It is believed that world energy economics may be impacted in case US starts exporting reasonable amount of gas to the word market.
Shale gas business requires a different operational approach from that in conventional gas drilling. In conventional gas business the cost of failing is very high, and so every well must be correct. In comparison, shale gas is a manufacturing-like process with a factory approach. The recipe for success is to continuously reduce operational costs, improve technology to identify geological patterns and strike thick and vast stretch of gas at relatively low depth. The combined effect of the learning curve on technology and operations and reduction of development costs could further reduce costs for shale gas by 30 per cent in the US.
In addition there are environ¡mental concerns around excessive consumption of water and potential risk of contamination of ground water supplies which could come in way of accelerated development of shale gas.
Solutions exist, but they would increase the cost of overall operations. It is believed that in due course, the technological innovation and increasing level of R&D may germinate environment friendly solutions requiring quite a less amount of water. Such development would really be a boon for the water scarce country like India.
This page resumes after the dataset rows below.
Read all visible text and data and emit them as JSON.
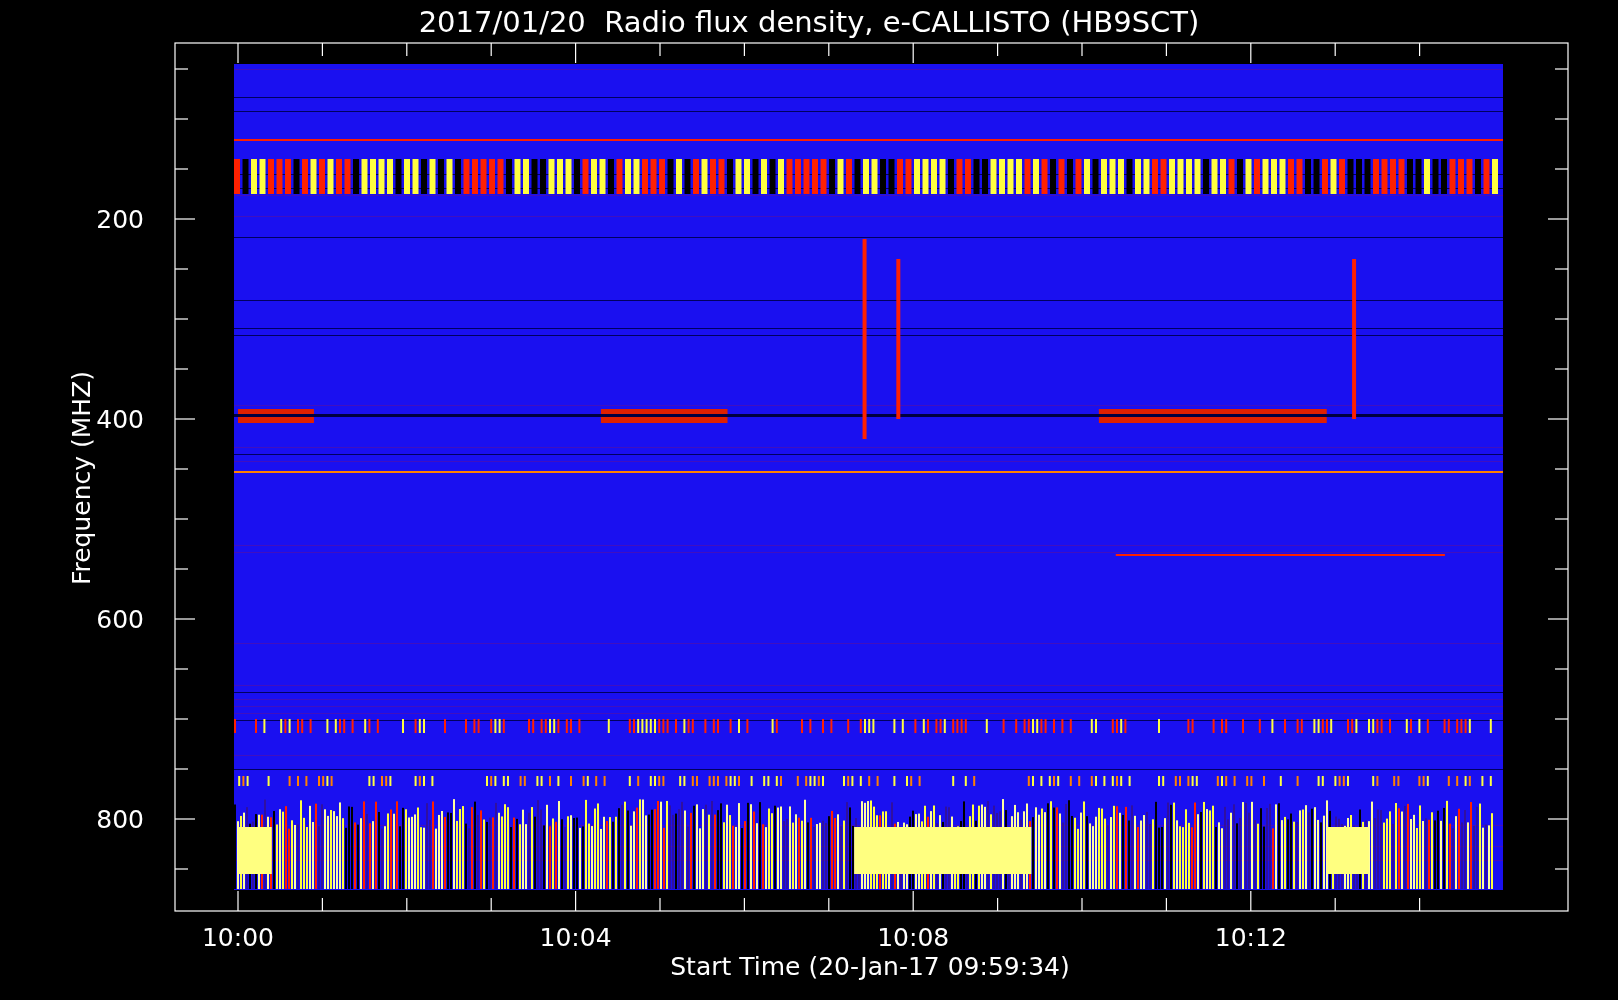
{
  "title": "2017/01/20  Radio flux density, e-CALLISTO (HB9SCT)",
  "plot": {
    "ylabel": "Frequency (MHZ)",
    "xlabel": "Start Time (20-Jan-17 09:59:34)",
    "yticks": [
      "200",
      "400",
      "600",
      "800"
    ],
    "xticks": [
      "10:00",
      "10:04",
      "10:08",
      "10:12"
    ]
  }
}
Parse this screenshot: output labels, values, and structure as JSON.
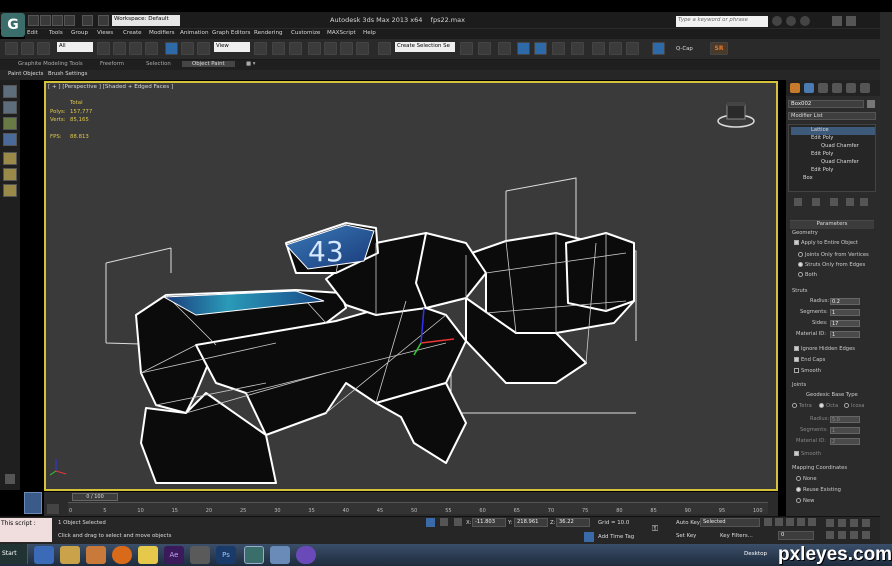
{
  "app": {
    "title": "Autodesk 3ds Max 2013 x64",
    "filename": "fps22.max",
    "logo_letter": "G",
    "workspace": "Workspace: Default",
    "search_placeholder": "Type a keyword or phrase"
  },
  "menu": [
    "Edit",
    "Tools",
    "Group",
    "Views",
    "Create",
    "Modifiers",
    "Animation",
    "Graph Editors",
    "Rendering",
    "Customize",
    "MAXScript",
    "Help"
  ],
  "toolbar": {
    "selection_filter": "All",
    "reference_coord": "View",
    "named_selection": "Create Selection Se",
    "qcap_label": "Q-Cap",
    "sr_label": "SR"
  },
  "ribbon_tabs": [
    "Graphite Modeling Tools",
    "Freeform",
    "Selection",
    "Object Paint"
  ],
  "ribbon_active": "Object Paint",
  "ribbon_sub": [
    "Paint Objects",
    "Brush Settings"
  ],
  "viewport": {
    "label": "[ + ] [Perspective ] [Shaded + Edged Faces ]",
    "stats_header": "Total",
    "polys_label": "Polys:",
    "polys_value": "157,777",
    "verts_label": "Verts:",
    "verts_value": "85,165",
    "fps_label": "FPS:",
    "fps_value": "88.813",
    "screen_text": "43"
  },
  "command_panel": {
    "object_name": "Box002",
    "modifier_list": "Modifier List",
    "stack": [
      "Lattice",
      "Edit Poly",
      "Quad Chamfer",
      "Edit Poly",
      "Quad Chamfer",
      "Edit Poly",
      "Box"
    ],
    "stack_selected": 0,
    "parameters_title": "Parameters",
    "geometry_title": "Geometry",
    "geometry_options": [
      "Apply to Entire Object",
      "Joints Only from Vertices",
      "Struts Only from Edges",
      "Both"
    ],
    "struts_title": "Struts",
    "radius_label": "Radius:",
    "radius_value": "0.2",
    "segments_label": "Segments:",
    "segments_value": "1",
    "sides_label": "Sides:",
    "sides_value": "17",
    "material_id_label": "Material ID:",
    "material_id_value": "1",
    "ignore_hidden": "Ignore Hidden Edges",
    "end_caps": "End Caps",
    "smooth": "Smooth",
    "joints_title": "Joints",
    "geodesic_title": "Geodesic Base Type",
    "geodesic_options": [
      "Tetra",
      "Octa",
      "Icosa"
    ],
    "j_radius_value": "5.0",
    "j_segments_value": "1",
    "j_material_value": "2",
    "j_smooth": "Smooth",
    "mapping_title": "Mapping Coordinates",
    "mapping_options": [
      "None",
      "Reuse Existing",
      "New"
    ]
  },
  "timeline": {
    "slider": "0 / 100",
    "ticks": [
      "0",
      "5",
      "10",
      "15",
      "20",
      "25",
      "30",
      "35",
      "40",
      "45",
      "50",
      "55",
      "60",
      "65",
      "70",
      "75",
      "80",
      "85",
      "90",
      "95",
      "100"
    ]
  },
  "status": {
    "maxscript": "This script :",
    "selected": "1 Object Selected",
    "prompt": "Click and drag to select and move objects",
    "x_value": "-11.803",
    "y_value": "218.961",
    "z_value": "36.22",
    "grid": "Grid = 10.0",
    "add_time_tag": "Add Time Tag",
    "auto_key": "Auto Key",
    "selected_dd": "Selected",
    "set_key": "Set Key",
    "key_filters": "Key Filters...",
    "frame_value": "0",
    "x_label": "X:",
    "y_label": "Y:",
    "z_label": "Z:"
  },
  "taskbar": {
    "start": "Start",
    "desktop": "Desktop"
  },
  "watermark": "pxleyes.com",
  "colors": {
    "viewport_border": "#d4c23a",
    "stats": "#e0c84a",
    "accent": "#2f6aa8"
  }
}
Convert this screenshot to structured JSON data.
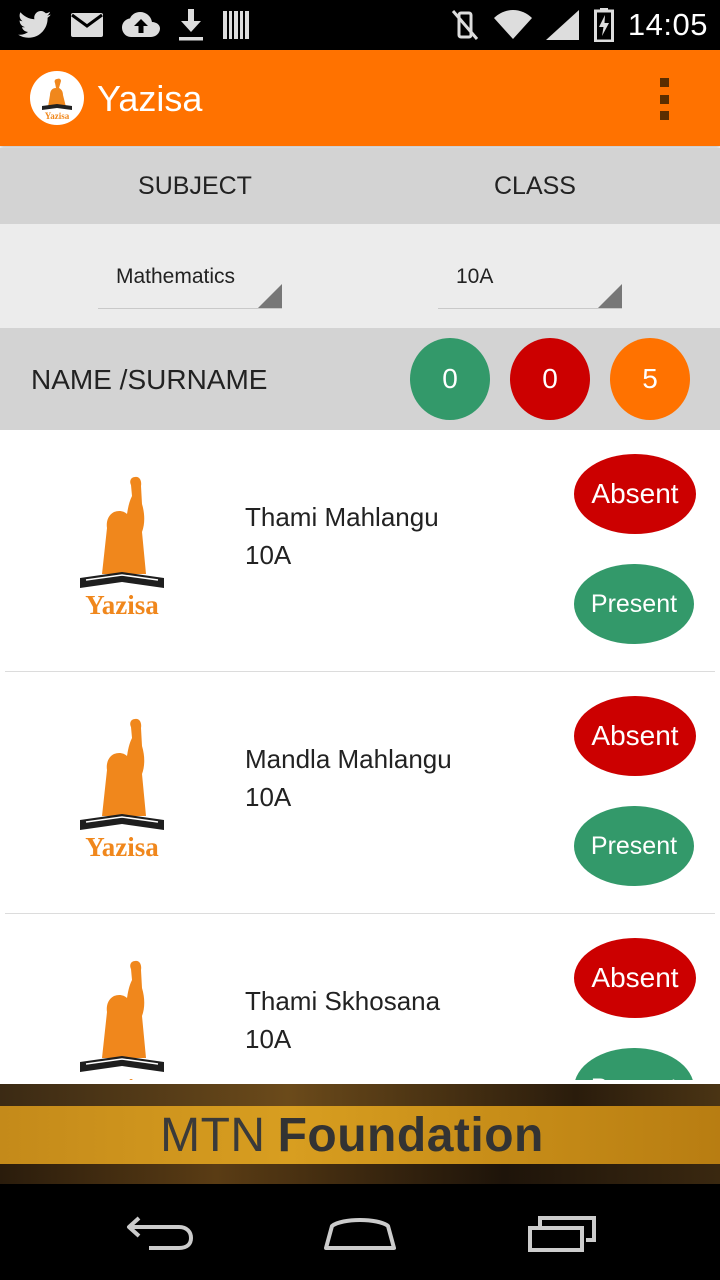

Some experts also have argued that the Indian subcontinent or the geography of Indian subcontinent is not very conducive for shale gas drilling. There is too much of water and the lay of the land is not smooth. There is a need for a large quantity of water, 2 to 3 million gallons per hydro-fracture and each well will need between two and 30 stages of hydro-fracturing, but the industry is working, the R&D companies worldwide are working in seeing this first of all how to use and recycle this water which is used for fracturing, and can it be reused. The companies which are working in R and D are also seeing the possibility of aqua-less hydro-fracturing that means without use of water, using solvent or something. It is hoped that such issues shall be sorted out in due course. A few experts have also raised a concern of occurrence of minor earth quakes due to fracking, but nothing conclusively has been proved.
India could see some perceptible development in the shale gas play in next 3-5 years since India needs energy from all sources.
Where shale lies As per available data, six basins Cambay (in Gujarat), Assam-Arakan (in the North-East), Gondwana (in central India), KG onshore (in Andhra Pradesh), Cauvery onshore and Indo-Gangetic basins hold shale gas potential.
Recoverable reserves of shale gas in India are estimated at 63 tcf. Recoverable unconventional gas overall could be up to 100 tcf. Horizontal drilling in shale gas, as against the conventional vertical drilling, will reduce the requirement of land.
The author is Associate Director, Feedback Infra Private Limited. Views are personal.